App and web page records
══════════════════════════════
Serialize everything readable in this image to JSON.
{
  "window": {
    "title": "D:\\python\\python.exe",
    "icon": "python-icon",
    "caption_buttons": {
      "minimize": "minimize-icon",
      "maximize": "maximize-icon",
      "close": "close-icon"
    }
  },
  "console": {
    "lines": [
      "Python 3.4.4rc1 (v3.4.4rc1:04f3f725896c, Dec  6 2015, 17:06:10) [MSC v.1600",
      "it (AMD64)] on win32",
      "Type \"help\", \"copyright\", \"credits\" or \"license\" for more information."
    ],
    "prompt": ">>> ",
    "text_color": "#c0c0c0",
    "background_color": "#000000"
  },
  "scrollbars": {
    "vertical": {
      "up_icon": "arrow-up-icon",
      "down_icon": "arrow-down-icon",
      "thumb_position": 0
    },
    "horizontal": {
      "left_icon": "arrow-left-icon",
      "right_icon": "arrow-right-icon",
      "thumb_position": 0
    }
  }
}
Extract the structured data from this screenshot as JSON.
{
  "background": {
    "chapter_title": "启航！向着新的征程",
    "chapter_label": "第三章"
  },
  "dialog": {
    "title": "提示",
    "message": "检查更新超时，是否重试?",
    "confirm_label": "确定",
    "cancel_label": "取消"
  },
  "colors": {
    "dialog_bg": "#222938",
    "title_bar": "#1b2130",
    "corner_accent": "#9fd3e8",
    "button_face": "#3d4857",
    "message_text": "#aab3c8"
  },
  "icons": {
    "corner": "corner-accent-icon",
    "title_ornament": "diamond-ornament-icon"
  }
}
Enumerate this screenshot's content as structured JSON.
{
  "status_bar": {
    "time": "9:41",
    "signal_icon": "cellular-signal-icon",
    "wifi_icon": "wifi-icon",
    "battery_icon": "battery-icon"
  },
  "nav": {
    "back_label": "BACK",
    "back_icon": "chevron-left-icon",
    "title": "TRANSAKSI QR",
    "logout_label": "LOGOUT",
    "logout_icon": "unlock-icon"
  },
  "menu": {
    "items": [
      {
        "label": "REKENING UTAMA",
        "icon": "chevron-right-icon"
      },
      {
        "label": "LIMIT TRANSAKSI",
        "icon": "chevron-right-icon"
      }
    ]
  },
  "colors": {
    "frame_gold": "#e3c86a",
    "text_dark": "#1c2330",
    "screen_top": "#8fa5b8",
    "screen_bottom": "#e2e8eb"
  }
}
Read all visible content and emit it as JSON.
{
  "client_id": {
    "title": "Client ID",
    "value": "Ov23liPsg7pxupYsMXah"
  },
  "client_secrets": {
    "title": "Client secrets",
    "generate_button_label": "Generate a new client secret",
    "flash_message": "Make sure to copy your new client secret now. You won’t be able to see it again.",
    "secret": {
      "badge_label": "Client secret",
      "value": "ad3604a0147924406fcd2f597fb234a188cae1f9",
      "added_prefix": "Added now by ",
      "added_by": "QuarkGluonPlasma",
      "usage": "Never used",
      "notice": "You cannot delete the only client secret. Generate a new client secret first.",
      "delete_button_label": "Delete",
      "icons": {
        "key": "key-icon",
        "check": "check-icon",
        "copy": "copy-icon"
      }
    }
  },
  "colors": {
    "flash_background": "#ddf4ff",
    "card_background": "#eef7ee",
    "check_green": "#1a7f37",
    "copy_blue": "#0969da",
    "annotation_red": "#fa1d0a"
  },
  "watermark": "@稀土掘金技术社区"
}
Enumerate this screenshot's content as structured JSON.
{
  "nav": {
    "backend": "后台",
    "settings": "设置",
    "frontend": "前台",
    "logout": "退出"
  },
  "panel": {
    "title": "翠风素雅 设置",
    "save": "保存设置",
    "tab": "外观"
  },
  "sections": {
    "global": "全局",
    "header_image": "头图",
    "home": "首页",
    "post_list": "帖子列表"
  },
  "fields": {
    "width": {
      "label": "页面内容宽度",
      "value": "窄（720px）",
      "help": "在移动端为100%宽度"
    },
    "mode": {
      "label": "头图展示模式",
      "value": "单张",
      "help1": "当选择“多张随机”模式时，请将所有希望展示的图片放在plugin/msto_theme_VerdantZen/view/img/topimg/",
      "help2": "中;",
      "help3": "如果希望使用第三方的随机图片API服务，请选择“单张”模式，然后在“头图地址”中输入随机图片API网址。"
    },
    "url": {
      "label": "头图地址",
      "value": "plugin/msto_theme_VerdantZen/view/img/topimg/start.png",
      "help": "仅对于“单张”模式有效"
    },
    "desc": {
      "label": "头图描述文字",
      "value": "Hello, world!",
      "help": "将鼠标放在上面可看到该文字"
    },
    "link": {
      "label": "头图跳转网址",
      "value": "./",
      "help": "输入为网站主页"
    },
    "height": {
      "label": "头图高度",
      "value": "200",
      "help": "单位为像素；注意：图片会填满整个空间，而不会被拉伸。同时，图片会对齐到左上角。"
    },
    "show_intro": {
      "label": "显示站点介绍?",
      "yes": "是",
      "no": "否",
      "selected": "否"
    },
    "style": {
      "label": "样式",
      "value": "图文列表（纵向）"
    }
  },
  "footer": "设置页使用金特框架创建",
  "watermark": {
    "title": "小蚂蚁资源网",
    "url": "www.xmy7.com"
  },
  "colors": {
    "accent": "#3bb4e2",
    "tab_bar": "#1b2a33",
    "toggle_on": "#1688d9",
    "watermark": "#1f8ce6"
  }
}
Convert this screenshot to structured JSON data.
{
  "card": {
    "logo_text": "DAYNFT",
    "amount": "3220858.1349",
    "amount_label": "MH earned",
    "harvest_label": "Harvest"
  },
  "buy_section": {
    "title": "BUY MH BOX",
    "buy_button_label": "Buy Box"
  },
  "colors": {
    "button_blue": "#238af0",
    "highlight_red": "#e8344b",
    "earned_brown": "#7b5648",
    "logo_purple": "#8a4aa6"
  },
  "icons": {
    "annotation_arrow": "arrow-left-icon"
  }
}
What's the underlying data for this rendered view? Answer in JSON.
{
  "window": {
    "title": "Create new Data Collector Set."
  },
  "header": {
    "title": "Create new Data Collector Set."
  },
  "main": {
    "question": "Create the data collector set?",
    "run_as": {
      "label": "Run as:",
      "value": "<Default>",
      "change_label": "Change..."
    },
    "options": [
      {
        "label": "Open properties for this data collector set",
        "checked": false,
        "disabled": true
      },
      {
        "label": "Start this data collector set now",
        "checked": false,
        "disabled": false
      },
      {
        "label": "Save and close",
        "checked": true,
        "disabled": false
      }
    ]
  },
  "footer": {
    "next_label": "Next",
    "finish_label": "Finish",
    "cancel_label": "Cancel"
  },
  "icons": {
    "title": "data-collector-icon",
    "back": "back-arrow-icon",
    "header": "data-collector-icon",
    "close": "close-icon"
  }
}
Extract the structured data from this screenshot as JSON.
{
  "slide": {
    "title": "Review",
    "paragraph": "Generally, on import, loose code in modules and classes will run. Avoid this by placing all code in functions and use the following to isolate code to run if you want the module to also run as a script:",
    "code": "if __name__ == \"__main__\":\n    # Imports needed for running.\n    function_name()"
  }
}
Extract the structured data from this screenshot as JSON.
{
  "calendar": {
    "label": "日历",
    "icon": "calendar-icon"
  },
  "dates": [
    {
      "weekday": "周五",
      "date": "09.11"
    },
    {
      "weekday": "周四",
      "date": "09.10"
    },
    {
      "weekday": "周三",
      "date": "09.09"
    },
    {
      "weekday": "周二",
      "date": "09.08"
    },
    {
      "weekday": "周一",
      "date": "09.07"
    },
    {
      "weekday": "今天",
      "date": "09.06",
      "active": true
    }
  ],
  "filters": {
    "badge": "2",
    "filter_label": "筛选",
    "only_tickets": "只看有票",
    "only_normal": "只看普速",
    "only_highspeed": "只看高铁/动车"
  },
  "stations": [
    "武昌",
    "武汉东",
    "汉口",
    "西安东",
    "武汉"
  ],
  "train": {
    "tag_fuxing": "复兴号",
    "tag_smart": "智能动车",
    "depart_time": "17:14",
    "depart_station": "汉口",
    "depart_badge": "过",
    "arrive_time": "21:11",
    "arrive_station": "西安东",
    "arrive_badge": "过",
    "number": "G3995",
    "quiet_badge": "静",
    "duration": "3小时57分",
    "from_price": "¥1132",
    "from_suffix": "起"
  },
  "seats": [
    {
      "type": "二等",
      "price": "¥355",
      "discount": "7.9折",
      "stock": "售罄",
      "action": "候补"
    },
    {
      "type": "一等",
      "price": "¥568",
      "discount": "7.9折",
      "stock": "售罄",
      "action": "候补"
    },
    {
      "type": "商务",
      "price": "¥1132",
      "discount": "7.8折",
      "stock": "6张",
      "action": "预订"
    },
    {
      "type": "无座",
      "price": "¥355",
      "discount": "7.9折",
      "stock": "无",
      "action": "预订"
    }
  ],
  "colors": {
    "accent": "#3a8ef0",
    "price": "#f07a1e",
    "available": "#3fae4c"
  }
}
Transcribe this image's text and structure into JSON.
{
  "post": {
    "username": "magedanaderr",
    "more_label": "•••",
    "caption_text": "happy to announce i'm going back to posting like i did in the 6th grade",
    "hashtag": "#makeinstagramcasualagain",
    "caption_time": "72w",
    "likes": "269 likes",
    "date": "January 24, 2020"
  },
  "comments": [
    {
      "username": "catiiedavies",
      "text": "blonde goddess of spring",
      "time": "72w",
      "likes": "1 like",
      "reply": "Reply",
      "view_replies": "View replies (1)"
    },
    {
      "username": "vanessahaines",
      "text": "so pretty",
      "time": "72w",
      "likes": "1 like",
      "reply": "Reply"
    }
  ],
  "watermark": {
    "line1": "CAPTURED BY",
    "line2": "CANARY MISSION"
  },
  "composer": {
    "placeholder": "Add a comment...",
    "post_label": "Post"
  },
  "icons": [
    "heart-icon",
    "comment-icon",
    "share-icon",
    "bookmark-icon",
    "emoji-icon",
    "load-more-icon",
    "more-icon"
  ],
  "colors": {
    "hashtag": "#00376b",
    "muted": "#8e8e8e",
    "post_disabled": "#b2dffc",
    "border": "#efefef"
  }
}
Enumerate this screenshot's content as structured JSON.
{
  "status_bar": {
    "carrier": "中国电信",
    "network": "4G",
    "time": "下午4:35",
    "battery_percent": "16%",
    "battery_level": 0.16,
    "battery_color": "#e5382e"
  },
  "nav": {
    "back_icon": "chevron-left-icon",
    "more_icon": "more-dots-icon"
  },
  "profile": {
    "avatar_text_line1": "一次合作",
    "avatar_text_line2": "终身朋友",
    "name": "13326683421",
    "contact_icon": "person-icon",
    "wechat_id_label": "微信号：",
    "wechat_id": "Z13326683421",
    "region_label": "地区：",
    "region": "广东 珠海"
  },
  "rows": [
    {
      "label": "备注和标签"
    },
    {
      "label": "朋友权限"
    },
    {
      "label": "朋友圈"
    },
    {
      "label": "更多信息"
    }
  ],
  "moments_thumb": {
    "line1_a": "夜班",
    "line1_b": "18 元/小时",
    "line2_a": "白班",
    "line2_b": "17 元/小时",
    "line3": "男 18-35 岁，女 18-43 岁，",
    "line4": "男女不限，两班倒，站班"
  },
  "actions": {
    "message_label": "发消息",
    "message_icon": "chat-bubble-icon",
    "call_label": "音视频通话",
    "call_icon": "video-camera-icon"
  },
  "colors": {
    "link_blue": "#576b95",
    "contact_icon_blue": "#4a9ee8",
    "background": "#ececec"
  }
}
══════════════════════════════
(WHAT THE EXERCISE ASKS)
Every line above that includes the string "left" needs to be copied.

(TASK RESULT)
      "left_icon": "arrow-left-icon",
    "back_icon": "chevron-left-icon",
    "annotation_arrow": "arrow-left-icon"
    "back_icon": "chevron-left-icon",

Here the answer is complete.